I began the year with the word BRAVE as my battle cry. Brave is my word for 2014 and how apt it has been. I will end the year with the best Christmas gift to myself: a commitment to living simply brave. I have several goals I wish to achieve like hitting One Million steps in 100 days, or losing ten pounds, but there are goals which I wish to privately keep to myself. One of the gifts of this year the call to live with less. Moving from spacious three bedroom flat to a studio, I realized I lived with so many things I don't need. I am called to purge. So for the next 100 days, I am committed to live with less, to live simply, to collect experiences not things, and to one thing everyday that scares me.
|saw this shared by a friend on Facebook and it captures who I want to be in the next 100 days|
While I had been a professional writer for over 16 years now, I don't have an opportunity to bare my raw self everyday in my food and travel articles. So here's the scary thing I will start doing for the next 100 days, I'll bravely share intimate thoughts and feelings on this blog. Many times, I write for myself and keep them in my laptop for no one else. But I'd like to freely share my thoughts and feelings this next 100 days. I do hope you journey with me as I try my best to be simply brave.
Let me start by sharing this piece I wrote in late July called, "Do You Like You?"
Colbie Caillat’s song, “Try,” has been playing in my ear on repeat for about an hour now. I’ve played been playing it earlier today too, several times yesterday, and a couple of time more the day before. “You don’t have to try so hard, you don’t have to give it all away, you don’t have to try so hard, you don’t have to bend until you break, you just have get up, get up, get up, you don’t have to change a single thing, you don’t have to try, try, try, try, try…. You don’t have to try, try, try…” The refrain sings over and over again. “Take your make up off, Let your hair down, take a breath, look at the mirror at yourself, do you like you?”
We live in a world of likes. Our days are spent going through newsfeeds on Facebook and Instagram, where the currency is measured in LIKES. We count friends, or followers, or fans. The preoccupation with being liked is so immense. I am calloused freelance writer, who has gone through numerous rejections from editors. Yes, it takes many No’s before I get a published article out to magazines. How I wish my editors not only like me, but love me! How I wish they not only like every single idea I pitch, but love it.

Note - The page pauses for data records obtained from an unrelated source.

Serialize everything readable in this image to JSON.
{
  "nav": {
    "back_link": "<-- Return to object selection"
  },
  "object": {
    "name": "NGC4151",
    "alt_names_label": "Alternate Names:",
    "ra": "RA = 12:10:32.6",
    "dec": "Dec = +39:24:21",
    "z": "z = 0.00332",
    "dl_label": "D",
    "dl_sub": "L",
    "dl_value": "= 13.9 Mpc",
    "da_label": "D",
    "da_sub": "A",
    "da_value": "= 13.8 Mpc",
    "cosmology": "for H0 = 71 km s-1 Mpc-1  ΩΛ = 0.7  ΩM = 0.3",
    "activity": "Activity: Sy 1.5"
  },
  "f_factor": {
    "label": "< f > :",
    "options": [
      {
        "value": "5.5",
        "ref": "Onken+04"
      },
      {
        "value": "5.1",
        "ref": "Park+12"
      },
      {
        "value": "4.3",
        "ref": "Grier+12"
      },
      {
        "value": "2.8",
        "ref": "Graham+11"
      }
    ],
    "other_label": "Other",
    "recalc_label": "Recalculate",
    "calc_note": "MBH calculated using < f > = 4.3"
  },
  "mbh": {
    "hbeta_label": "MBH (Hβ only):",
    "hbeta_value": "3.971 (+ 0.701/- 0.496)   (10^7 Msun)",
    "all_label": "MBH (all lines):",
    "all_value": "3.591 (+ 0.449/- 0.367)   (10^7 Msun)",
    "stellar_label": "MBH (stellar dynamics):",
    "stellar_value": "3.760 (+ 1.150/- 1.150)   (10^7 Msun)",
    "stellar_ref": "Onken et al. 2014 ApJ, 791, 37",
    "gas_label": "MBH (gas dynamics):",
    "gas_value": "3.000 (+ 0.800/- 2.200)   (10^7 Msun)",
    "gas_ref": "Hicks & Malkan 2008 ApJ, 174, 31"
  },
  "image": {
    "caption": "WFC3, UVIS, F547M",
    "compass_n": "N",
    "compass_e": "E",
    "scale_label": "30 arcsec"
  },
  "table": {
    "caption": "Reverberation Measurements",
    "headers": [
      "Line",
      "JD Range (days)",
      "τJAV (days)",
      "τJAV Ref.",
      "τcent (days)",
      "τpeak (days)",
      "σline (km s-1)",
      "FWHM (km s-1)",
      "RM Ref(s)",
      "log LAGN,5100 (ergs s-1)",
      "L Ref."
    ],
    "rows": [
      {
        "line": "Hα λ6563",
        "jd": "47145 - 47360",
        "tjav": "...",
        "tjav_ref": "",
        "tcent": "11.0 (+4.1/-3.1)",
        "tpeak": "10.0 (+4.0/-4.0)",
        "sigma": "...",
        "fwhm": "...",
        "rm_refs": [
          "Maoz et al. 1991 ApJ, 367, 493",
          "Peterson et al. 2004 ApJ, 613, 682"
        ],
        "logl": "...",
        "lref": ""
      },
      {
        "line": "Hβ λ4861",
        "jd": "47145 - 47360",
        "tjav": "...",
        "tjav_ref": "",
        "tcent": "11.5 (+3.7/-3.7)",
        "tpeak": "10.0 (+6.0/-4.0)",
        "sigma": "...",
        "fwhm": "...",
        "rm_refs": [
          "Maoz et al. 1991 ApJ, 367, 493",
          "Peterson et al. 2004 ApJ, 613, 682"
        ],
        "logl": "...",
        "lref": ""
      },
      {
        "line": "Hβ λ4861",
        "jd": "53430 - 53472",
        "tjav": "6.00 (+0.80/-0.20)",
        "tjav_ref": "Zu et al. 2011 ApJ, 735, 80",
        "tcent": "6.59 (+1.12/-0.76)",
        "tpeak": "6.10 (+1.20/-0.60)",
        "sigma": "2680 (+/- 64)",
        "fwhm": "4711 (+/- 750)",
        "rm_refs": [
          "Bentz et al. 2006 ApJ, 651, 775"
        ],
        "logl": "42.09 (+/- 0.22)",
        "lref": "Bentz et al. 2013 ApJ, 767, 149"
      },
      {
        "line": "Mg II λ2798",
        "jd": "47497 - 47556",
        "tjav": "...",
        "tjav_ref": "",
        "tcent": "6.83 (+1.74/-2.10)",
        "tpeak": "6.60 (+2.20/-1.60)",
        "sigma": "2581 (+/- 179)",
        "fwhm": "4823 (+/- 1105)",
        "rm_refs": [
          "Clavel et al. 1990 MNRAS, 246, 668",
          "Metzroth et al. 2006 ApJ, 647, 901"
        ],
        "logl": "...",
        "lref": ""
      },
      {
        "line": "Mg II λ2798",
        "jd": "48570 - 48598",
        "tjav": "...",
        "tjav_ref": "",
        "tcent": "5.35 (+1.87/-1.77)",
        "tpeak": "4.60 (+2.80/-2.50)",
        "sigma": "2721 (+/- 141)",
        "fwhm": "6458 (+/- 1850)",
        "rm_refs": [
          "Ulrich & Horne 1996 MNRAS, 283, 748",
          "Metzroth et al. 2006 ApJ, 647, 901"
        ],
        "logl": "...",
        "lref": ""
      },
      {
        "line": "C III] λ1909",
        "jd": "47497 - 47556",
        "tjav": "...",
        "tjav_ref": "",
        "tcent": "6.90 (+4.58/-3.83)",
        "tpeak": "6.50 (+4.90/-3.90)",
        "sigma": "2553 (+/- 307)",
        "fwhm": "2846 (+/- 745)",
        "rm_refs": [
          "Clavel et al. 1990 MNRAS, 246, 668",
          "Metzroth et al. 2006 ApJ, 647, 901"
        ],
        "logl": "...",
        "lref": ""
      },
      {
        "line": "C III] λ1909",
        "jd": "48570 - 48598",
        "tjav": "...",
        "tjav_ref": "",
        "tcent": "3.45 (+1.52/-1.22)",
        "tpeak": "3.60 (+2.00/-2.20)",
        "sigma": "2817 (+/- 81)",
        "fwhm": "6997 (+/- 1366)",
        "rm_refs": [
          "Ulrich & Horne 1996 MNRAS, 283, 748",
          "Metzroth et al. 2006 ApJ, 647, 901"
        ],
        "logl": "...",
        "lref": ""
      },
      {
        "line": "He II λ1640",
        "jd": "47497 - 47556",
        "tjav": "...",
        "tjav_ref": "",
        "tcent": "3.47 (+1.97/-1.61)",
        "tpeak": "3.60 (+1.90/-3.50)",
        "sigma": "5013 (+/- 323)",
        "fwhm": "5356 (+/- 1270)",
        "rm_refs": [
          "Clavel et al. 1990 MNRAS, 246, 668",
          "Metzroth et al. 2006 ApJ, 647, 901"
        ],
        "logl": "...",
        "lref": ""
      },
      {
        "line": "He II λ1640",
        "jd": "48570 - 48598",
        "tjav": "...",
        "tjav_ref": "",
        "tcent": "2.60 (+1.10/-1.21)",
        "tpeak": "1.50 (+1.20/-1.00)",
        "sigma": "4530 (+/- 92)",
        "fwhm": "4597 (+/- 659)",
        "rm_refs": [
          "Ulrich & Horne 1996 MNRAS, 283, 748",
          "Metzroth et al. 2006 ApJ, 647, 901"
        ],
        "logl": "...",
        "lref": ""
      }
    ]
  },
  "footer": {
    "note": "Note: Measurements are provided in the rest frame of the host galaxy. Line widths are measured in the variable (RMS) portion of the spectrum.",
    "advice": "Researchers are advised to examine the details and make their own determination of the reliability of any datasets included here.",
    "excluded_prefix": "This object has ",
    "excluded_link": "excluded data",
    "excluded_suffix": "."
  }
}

We all want to be liked. Many of us are guilty of checking if people liked our posts and our photos on Facebook. I am guilty of it. While it is human nature want to be liked and belong. I recall being in Prep. I wanted to be friends with two girls Patricia and Angelica, but they didn’t want to be my friend because I did not have Little Twin Stars Pencil box or Sanrio stuff. My little five-old-self walked away feeling rejected. Since then, I had always preferred down-to-earth, grounded friends not preoccupied with brands. It has worked well for me thank you.
But unfortunately, the opposite of LIKED is not rejection. One wise quote I said, “One of the most freeing thing we learn in life is that we don’t like everyone, everyone doesn’t like us, and that’s ok….” –David Bohl. You don’t have to try so hard to be liked by others. News flash, not everyone likes caviar, or foie gras, or even chocolate. The same way not everyone likes McDonald’s, Coke, or even loom bands. No matter how popular or expensive something is, it doesn’t mean we should like it.
This is what I love about the message of Colbie Caillat’s song. We don’t really have to try so hard to be liked. She asks do they like you, but the more important question resonating with me is “When you are all alone, by yourself, do you like you?”
It is a tough question to answer. We fill our lives with noise. We are at a loss if we don’t have TV, or music to numb out our feelings. I lived in Singapore, with an American teacher, who refused to have a TV. When I moved in with her, it was a new experience to be without a TV, but a liberating one. I turned to books more. While I like music, I am quite happy to be without any music playing. A Filipino chef was alarmed my flat was so quiet when he visited. But minus the hum of the TV, radio, music, and the internet, without other people’s thoughts, when we are all alone with ourselves do we like ourselves?
The real you is who you are when you are all alone. Three years ago when I moved back to Manila, I was living by myself. Unhappy with many things in my life then, I would ease my sorrow with popcorn, pancakes, cake, and other guilty pleasures I could whip up all alone in my flat. I was alone after all, no one could see me doing it. But the sad answer to the question was, “NO!” I didn’t like me. Since last year, I had become committed to actively learning to like myself. I took active steps to live the body I had been given, to enjoy my own company, and to better myself.
I recently learned if you liked your own company, you can never be lonely. Ours is a society of belonging, of social acceptance, of groups, but seldom of being alone. We seek social approval. We want to be liked. But how will we even press that like button, if we don’t know who we are.
July 25, 2014. 8:19pm